Julian Savea is 27 but his career at the top is far from over.
Campbell Burnes believes that Julian Savea will fire again in 2018.
Do not be too hasty in writing the rugby obituary of Julian Savea.
At 27, he is nearing the age when great wingers have hit their peaks and are often sliding inexorably down the mountain.
But there were prime signs of life in ‘The Bus’ during the Mitre 10 Cup. Savea was in the top 10 for metres gained and defenders beaten, and he made 17 breaks, hardly the stats of one who might have dropped his bundle after being discarded by the All Blacks.
Savea’s career has known the highest highs and some dark lows. Exploding onto the Wellington club scene as an 18-year-old as unstoppable as Va’aiga Tuigamala straight out of school, Savea was the 2010 IRB junior player of the year of his exploits with the New Zealand Under 20s, for whom he scored eight tries, often in spectacular fashion. Within 12 months, and barely having blown out 21 candles on his birthday cake, he appeared a shooting star. His confidence was so low for Wellington he could hardly catch a ball, but Hurricanes coach Mark Hammett threw him a Super Rugby lifeline. The turnaround was astonishing. Savea forced his way into the All Blacks and promptly scored three tries on test debut against Ireland.
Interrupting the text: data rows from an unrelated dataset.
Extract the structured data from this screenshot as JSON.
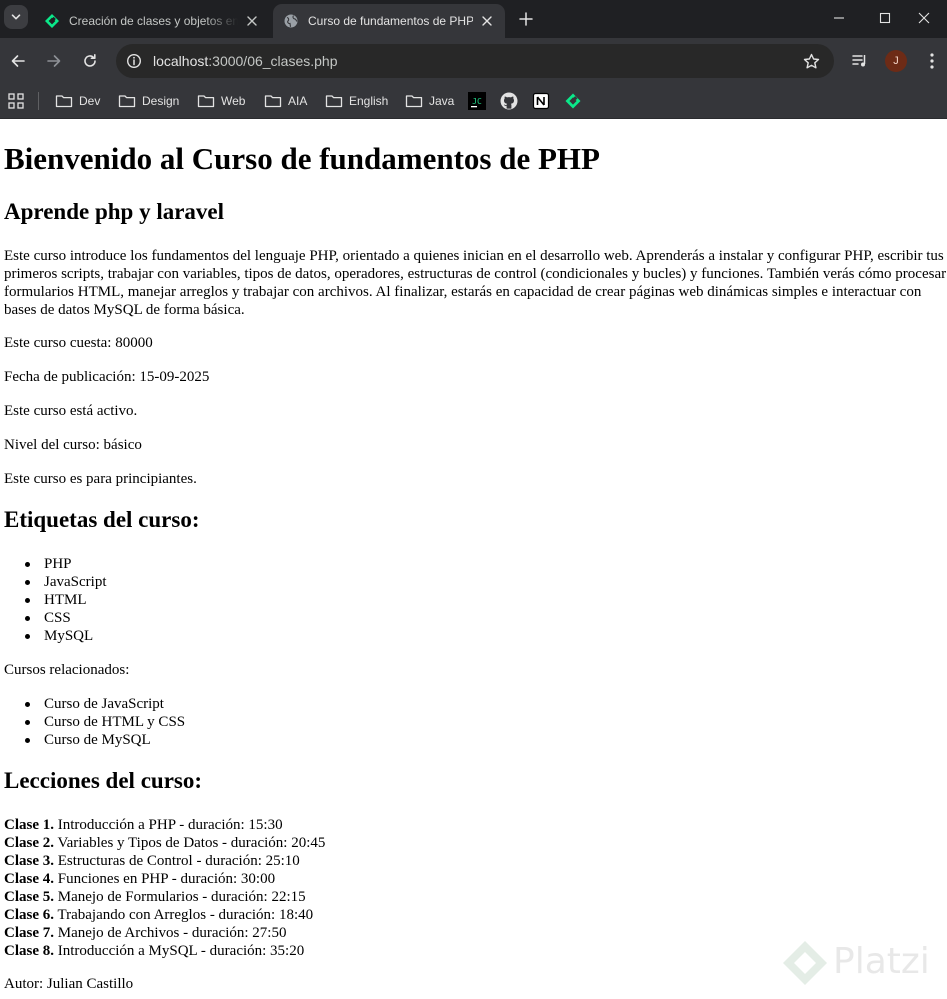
{
  "browser": {
    "tabs": [
      {
        "title": "Creación de clases y objetos en PHP",
        "favicon": "platzi-icon",
        "active": false
      },
      {
        "title": "Curso de fundamentos de PHP",
        "favicon": "globe-icon",
        "active": true
      }
    ],
    "address": {
      "host": "localhost",
      "path": ":3000/06_clases.php"
    },
    "profile_initial": "J",
    "bookmarks": [
      {
        "label": "Dev",
        "type": "folder"
      },
      {
        "label": "Design",
        "type": "folder"
      },
      {
        "label": "Web",
        "type": "folder"
      },
      {
        "label": "AIA",
        "type": "folder"
      },
      {
        "label": "English",
        "type": "folder"
      },
      {
        "label": "Java",
        "type": "folder"
      }
    ],
    "bookmark_icons": [
      "jc-icon",
      "github-icon",
      "notion-icon",
      "platzi-icon"
    ],
    "accent": "#0ae98a"
  },
  "page": {
    "title": "Bienvenido al Curso de fundamentos de PHP",
    "subtitle": "Aprende php y laravel",
    "description": "Este curso introduce los fundamentos del lenguaje PHP, orientado a quienes inician en el desarrollo web. Aprenderás a instalar y configurar PHP, escribir tus primeros scripts, trabajar con variables, tipos de datos, operadores, estructuras de control (condicionales y bucles) y funciones. También verás cómo procesar formularios HTML, manejar arreglos y trabajar con archivos. Al finalizar, estarás en capacidad de crear páginas web dinámicas simples e interactuar con bases de datos MySQL de forma básica.",
    "price": "Este curso cuesta: 80000",
    "published": "Fecha de publicación: 15-09-2025",
    "status": "Este curso está activo.",
    "level": "Nivel del curso: básico",
    "audience": "Este curso es para principiantes.",
    "tags_heading": "Etiquetas del curso:",
    "tags": [
      "PHP",
      "JavaScript",
      "HTML",
      "CSS",
      "MySQL"
    ],
    "related_label": "Cursos relacionados:",
    "related": [
      "Curso de JavaScript",
      "Curso de HTML y CSS",
      "Curso de MySQL"
    ],
    "lessons_heading": "Lecciones del curso:",
    "lessons": [
      {
        "label": "Clase 1.",
        "text": " Introducción a PHP - duración: 15:30"
      },
      {
        "label": "Clase 2.",
        "text": " Variables y Tipos de Datos - duración: 20:45"
      },
      {
        "label": "Clase 3.",
        "text": " Estructuras de Control - duración: 25:10"
      },
      {
        "label": "Clase 4.",
        "text": " Funciones en PHP - duración: 30:00"
      },
      {
        "label": "Clase 5.",
        "text": " Manejo de Formularios - duración: 22:15"
      },
      {
        "label": "Clase 6.",
        "text": " Trabajando con Arreglos - duración: 18:40"
      },
      {
        "label": "Clase 7.",
        "text": " Manejo de Archivos - duración: 27:50"
      },
      {
        "label": "Clase 8.",
        "text": " Introducción a MySQL - duración: 35:20"
      }
    ],
    "author": "Autor: Julian Castillo",
    "watermark": "Platzi"
  }
}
The next four years saw heady times, capped by his bullocking hat-trick against France in the 2015 RWC quarter-final.
But then Savea’s fitness fell away in 2016 Super Rugby, and coach Chris Boyd, correctly, benched him for the crunch playoff games. Still, he was not jettisoned by the All Blacks, but they had a long list of work-ons for him, notably relating to his aerial skills and work-rate.
Funnily enough, Boyd, an astute coach, again dropped Savea in 2017, possibly harshly. Pulled back into the All Blacks, Savea actually played well in the white-hot atmosphere of the third test against the Lions, but did commit a cardinal error in dropping the ball with the line ahead. It cost the win and his All Blacks jersey. And yet, he went away and captained Wellington, enjoyed his rugby, and played effectively, using various Steamers players as hood ornaments on the way to the tryline and a Championship triumph.
There was a much-hyped outing for the UK Barbarians against the All Blacks, in which he opposed little brother Ardie, but the ball hardly came his way.
Surely the All Blacks selectors will not easily jettison Savea’s 46 test tries in 54 matches? Not when there is so much more to come. He may not be capable of interchanging the 14 or 11 jersey with No 15, a ala Israel Dagg, Ben Smith, Nehe Milner-Skudder or Matt Duffie, but there are few more arresting sights in world rugby than ‘The Bus’ in full flight. Doug Howlett’s record of 49 All Blacks test tries are tantalisingly within reach. Might we seen him surpass that mark in 2018 after a rollicking Hurricanes campaign?
Do not bet against it. This bus is still in service.